My personal 590A1 has been equipped with an adjustable Magpul SGA/MOE stock. I take out all the spacers for a 12.25-inch LOP making it very usable from light clothing to heavy winter coats.

Capacity with different length shells is as follows:

• 13+1 with 1 ¾” shells

• 8+1 with 2 ¾” shells

• 7+1 with 3” shells


I first fired the 590S at a new product rollout event at Gunsite. Attendees extensively fired the 590S with all three shell lengths, mixing and matching them, through all four versions of the shotgun.

The only problems I observed were with the fairly recently released 1 ¾-inch shells from Federal. While they extracted fine, they would not always chamber reliably. There were no problems with the Federal 2 ¾-inch or 3-inch shells.

Aguila Ammunition has been producing mini-shells for decades and seems to have the recipe down pat. There were zero malfunctions of any kind while using the Aguila ammo while mixing it with 2 ¾ and 3-inch shells.

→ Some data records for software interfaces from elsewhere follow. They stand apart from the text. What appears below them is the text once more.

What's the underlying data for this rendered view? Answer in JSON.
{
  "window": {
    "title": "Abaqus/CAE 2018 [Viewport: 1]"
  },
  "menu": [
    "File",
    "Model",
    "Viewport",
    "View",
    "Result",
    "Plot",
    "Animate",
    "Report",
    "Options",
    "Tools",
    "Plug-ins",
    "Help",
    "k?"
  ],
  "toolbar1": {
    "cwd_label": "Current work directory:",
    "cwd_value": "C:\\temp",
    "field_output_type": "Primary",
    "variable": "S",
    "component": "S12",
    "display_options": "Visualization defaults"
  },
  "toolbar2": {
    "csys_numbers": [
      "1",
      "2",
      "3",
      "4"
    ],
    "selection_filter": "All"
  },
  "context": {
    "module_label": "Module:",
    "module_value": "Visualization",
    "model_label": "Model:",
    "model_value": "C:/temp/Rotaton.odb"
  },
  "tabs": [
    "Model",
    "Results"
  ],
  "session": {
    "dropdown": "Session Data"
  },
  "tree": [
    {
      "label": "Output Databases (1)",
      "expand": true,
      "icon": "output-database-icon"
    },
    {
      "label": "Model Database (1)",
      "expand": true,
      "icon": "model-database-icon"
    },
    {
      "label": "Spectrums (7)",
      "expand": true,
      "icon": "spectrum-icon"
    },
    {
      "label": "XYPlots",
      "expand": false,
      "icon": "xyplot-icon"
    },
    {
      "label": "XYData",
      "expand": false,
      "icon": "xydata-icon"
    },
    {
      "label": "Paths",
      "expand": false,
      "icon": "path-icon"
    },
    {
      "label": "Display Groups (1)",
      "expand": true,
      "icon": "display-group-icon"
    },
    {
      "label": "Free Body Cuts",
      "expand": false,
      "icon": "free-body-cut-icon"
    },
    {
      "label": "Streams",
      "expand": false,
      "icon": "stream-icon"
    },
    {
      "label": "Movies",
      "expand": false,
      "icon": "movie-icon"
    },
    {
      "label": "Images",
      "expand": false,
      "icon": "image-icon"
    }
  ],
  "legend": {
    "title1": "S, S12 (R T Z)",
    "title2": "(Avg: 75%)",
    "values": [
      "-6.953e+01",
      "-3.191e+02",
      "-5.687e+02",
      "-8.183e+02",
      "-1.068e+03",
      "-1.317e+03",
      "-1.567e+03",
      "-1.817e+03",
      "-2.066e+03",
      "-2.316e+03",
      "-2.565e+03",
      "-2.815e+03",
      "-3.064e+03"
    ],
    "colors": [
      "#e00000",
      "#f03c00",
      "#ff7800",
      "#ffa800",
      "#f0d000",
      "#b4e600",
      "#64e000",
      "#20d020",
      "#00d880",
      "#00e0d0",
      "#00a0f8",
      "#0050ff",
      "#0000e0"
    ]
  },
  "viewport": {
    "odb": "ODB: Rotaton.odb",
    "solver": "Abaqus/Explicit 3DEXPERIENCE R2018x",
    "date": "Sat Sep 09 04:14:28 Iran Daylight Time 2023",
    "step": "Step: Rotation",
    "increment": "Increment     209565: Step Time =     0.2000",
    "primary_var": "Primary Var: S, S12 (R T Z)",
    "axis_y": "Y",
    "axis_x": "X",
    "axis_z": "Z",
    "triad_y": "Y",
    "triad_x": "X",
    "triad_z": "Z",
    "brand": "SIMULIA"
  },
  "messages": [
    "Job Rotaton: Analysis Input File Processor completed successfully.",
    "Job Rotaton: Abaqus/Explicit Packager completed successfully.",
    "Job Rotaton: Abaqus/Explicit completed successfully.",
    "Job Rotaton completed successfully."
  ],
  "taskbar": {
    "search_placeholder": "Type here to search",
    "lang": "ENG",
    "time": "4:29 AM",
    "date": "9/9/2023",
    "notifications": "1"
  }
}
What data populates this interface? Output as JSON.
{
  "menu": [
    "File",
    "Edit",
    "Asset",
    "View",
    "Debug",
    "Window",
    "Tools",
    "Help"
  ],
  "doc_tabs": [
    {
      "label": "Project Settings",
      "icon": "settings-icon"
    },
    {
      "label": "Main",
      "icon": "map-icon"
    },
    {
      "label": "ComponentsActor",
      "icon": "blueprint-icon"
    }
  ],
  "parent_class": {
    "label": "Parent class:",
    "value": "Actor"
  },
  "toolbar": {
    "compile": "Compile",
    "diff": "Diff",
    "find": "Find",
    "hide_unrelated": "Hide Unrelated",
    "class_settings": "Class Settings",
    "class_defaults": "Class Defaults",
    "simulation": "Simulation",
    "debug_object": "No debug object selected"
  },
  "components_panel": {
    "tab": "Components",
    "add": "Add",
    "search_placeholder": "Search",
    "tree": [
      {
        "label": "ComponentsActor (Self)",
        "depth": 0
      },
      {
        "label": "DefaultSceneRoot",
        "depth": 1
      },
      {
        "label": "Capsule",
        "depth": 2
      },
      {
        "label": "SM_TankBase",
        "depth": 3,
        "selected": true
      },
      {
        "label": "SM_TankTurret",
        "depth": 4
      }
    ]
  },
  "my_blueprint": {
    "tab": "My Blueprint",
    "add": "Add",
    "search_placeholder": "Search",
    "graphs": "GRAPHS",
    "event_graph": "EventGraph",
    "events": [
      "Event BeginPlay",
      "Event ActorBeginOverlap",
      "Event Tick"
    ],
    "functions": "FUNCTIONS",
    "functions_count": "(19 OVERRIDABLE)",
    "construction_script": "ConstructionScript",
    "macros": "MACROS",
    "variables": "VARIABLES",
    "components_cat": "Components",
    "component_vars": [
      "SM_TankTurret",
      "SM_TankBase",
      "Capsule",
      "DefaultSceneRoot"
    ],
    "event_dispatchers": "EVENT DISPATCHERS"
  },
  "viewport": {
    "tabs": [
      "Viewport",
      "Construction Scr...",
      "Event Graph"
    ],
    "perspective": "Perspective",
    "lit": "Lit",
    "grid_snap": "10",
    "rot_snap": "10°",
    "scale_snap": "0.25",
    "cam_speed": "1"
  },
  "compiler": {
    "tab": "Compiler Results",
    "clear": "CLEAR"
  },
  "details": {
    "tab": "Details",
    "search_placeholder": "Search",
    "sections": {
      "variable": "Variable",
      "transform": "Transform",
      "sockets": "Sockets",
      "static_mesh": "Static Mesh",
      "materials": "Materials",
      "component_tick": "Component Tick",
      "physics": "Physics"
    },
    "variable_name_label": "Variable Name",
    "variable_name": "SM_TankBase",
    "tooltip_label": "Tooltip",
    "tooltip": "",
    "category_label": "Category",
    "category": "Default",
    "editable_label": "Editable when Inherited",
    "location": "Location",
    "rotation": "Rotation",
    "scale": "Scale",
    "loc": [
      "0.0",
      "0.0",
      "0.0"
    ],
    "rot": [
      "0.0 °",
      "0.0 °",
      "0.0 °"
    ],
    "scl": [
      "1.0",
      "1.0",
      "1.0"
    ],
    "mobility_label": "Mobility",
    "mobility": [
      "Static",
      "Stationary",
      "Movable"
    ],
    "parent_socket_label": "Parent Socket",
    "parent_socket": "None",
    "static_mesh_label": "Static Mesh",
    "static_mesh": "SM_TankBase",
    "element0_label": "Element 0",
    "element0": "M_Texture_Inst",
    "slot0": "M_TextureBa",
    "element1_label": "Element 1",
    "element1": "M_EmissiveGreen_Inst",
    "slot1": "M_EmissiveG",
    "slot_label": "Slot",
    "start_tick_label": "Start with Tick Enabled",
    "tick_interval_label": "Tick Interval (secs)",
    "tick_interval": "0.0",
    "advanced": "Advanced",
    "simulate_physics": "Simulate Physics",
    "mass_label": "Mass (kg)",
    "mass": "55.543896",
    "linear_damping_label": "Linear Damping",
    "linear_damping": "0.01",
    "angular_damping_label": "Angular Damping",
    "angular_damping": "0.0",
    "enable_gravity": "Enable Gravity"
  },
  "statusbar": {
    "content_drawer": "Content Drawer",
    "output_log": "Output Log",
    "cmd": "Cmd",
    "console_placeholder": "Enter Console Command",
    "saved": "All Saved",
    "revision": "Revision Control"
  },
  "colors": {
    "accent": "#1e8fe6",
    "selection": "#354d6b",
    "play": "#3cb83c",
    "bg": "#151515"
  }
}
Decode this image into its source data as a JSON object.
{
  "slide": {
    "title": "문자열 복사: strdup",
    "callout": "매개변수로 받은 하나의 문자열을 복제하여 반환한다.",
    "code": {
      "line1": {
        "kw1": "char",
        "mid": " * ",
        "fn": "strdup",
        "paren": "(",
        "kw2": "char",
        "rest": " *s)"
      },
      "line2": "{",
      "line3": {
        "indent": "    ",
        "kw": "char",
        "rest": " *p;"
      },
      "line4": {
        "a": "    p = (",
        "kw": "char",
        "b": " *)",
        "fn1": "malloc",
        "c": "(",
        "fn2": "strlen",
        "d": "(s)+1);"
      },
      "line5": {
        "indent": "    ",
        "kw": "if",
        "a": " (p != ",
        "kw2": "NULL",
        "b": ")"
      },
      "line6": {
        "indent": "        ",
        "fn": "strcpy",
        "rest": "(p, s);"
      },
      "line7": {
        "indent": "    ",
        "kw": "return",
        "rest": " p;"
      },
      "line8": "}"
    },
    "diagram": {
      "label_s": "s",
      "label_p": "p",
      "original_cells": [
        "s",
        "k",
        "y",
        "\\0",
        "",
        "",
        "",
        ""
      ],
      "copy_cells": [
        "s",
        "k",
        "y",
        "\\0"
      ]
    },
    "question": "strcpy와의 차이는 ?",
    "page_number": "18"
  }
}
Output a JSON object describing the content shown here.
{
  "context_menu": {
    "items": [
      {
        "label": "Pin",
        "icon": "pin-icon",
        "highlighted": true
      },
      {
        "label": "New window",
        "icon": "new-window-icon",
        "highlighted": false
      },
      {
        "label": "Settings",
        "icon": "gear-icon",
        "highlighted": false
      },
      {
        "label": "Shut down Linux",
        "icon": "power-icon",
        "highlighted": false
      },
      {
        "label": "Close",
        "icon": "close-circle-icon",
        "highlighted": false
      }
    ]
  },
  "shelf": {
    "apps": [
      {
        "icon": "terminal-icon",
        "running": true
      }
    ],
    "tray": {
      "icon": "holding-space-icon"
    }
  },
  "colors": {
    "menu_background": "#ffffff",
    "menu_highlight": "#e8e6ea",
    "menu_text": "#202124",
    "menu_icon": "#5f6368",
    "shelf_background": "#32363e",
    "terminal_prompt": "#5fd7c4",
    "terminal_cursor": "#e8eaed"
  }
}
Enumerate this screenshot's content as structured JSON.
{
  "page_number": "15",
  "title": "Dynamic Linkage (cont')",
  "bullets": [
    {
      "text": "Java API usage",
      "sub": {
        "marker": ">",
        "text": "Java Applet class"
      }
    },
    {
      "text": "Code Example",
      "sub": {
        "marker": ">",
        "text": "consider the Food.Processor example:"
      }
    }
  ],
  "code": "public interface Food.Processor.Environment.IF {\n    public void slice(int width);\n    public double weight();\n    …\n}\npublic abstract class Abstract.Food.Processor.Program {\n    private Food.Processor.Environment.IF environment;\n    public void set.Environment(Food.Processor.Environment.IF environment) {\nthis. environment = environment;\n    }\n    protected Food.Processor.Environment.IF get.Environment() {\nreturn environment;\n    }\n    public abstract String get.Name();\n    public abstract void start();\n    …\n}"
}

When I received my review sample I fired around 100 rounds of the 1 ¾-inch shells and slightly more 2 ¾-inch shells. I only fired 20 rounds of the 3-inch type.


Safety is positioned for ambidextrous use. Rear ghost ring sight is fully adjustable.


Forend has 15 full-size M-LOK slots and six smaller slots.



Front side is a blade on a ramp. Blade has orange insert.



First let’s look at the basics of each round. As this is not a shotgun to take dove hunting, we’ll confine the discussion to buckshot.

The Aguila buckshot loads consist of seven #4 buckshot pellets and four #1 buck. To put this in some perspective #4 buck is .24 caliber and #1 buck is .30 caliber. Felt recoil is very mild.

The number of 00 buckshot in a 2 ¾-inch round varies from eight pellets in a premium load to 12 pellets. Generally speaking the eight or nine pellet loads produce tighter patterns at longer distances. This is more important to peace officers on the street with possible bystanders than the private citizen defending his home against an intruder. A 00 buckshot pellet is .33 caliber. As expected, felt recoil with the heavier load is more significant, but very manageable especially when using good technique.

A premium 3-inch 00 buckshot shell contains nine pellets. That’s only one more pellet than a 2 ¾-inch shell, but fired at a higher velocity. Recoil is usually quite substantial. Personally I never felt the wear and tear on my shoulder from a 3-inch shell was worth whatever I might gain downrange.

It’s obvious that each length of shell has advantages and disadvantages. It’s up to the user to decide what gives them the most bang for their buck.

With the twenty-inch 590S, using the mini-shells gives a significant capacity increase of just over 64 percent compared to 2 ¾” shells. The 1 ¾-inch rounds might be a slightly better choice as well if you’re concerned about over-penetration. I say “slightly better” because contrary to popular myth even birdshot will penetrate a sheetrock wall unless a stud is hit.



Like the 590A1, the magazine tube features a quick magazine cleanout and bayonet lug.


590S incorporates three new components including a redesigned elevator and bolt slide.


On the other hand, if a lower capacity does not bother you, the 2 ¾” 00 buck is a better fight stopper. As for overpenetration, it might actually be desired in the event a crazed thug is trying to kick in the solid core door of your bedroom.

One of the best things about being an American is the ability to make choices. And the American-made Mossberg 590S does just that. One of the strongest attributes of the shotgun is that it can perform multipurpose roles, and the 590S is now more versatile than ever before.